Later in the 19th century, Frederick William IV of Prussia ordered the building to be restored to its original Roman state, which was done under the supervision of the military architect Carl Schnitzler.
In 1856, the Aula Palatina became a Protestant church. In 1944, the building burned due to an air raid of the allied forces during World War Two. When it was repaired after the war, the historical inner decorations from the 19th century were not reconstructed, so that the brick walls are visible from the inside as well.
This is partially due to the fact that it was incorporated into a 17th century palace and then served as an army barracks. In 1944, the Basilica of Constantine was renovated and it is now used as a church.
Basilica of Constantine today
The Basilica of Constantine is one of this city’s many Ancient Roman sites and part of its UNESCO World Heritage listing. It is apparently the largest single Ancient Rome room to stand intact.
Because of the importance of the site for the history of the city, the excavation has been preserved since 1956 and was made accessible to visitors. It is one of the earliest initiatives with regard to cultural heritage preservation for public access.
Be sure to look out for the optical illusion created by the window sizes of the Basilica of Constantine, which make it look even bigger than it actually is.
The preserved excavation areas can only be explored with special guided tour.
Visualised reconstructions exemplify the building construction at the time, new display cases exhibit selected finds, while revised construction phase plans and a renewed colour scheme make it possible to orient yourself in the rooms.

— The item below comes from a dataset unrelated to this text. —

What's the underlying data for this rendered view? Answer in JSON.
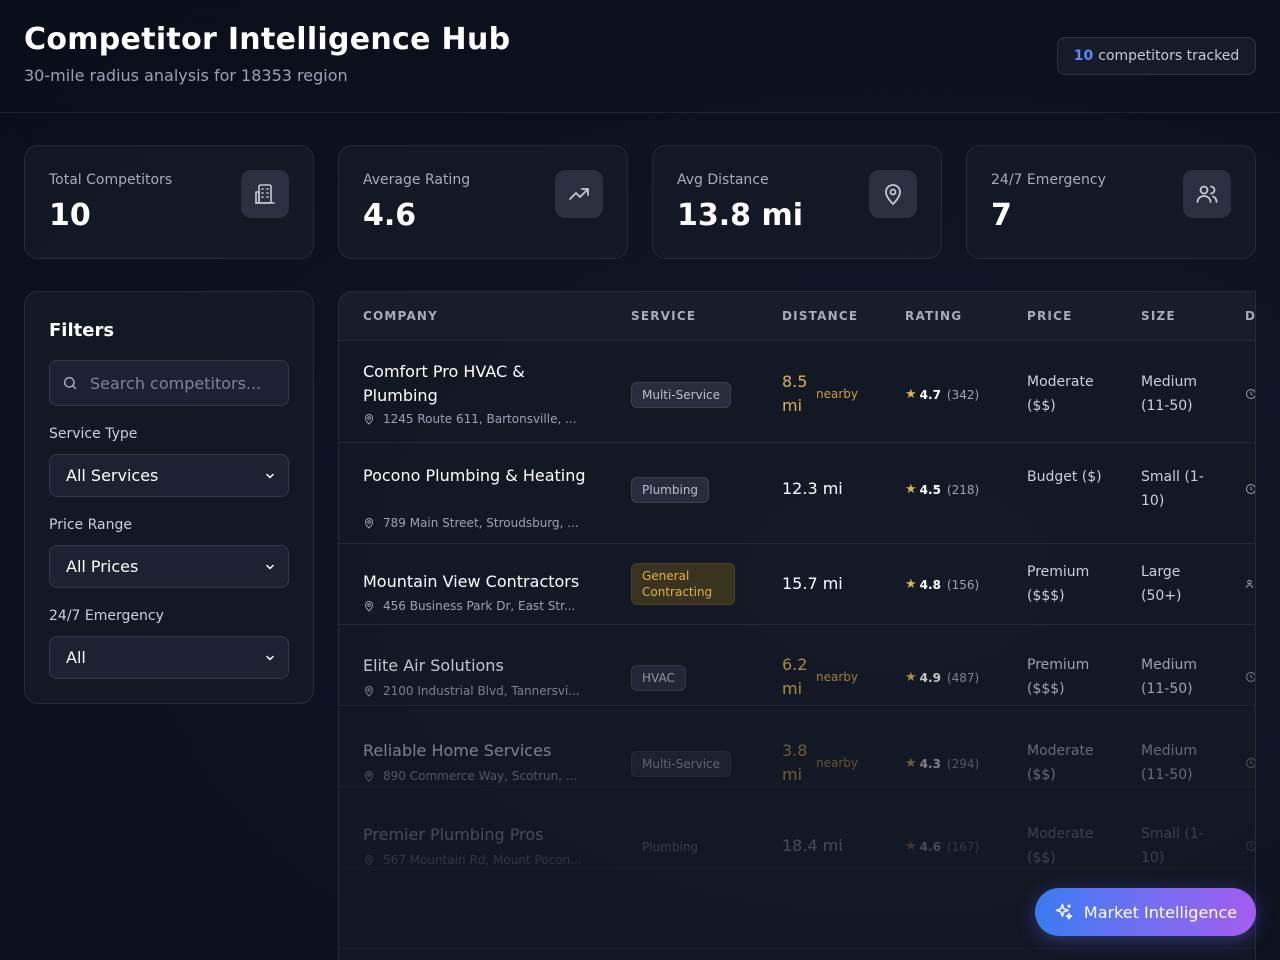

Gettting to the Basilica of Constantine
The site is easily accessible by public transport. There are also several options for parking nearby.
Follow in the footsteps of Constantine the Great from the Hagia Sophia to the Church of the Holy Sepulchre and more, includes an interactive map of Emperor Constantine I locations.
The Romans left behind a number of fascinating sites such as amphitheatres, baths, villas, and burial grounds after being evicted from 'Germania'. Here's our pick of 10 of the most fascinating Roman ruins in Germany.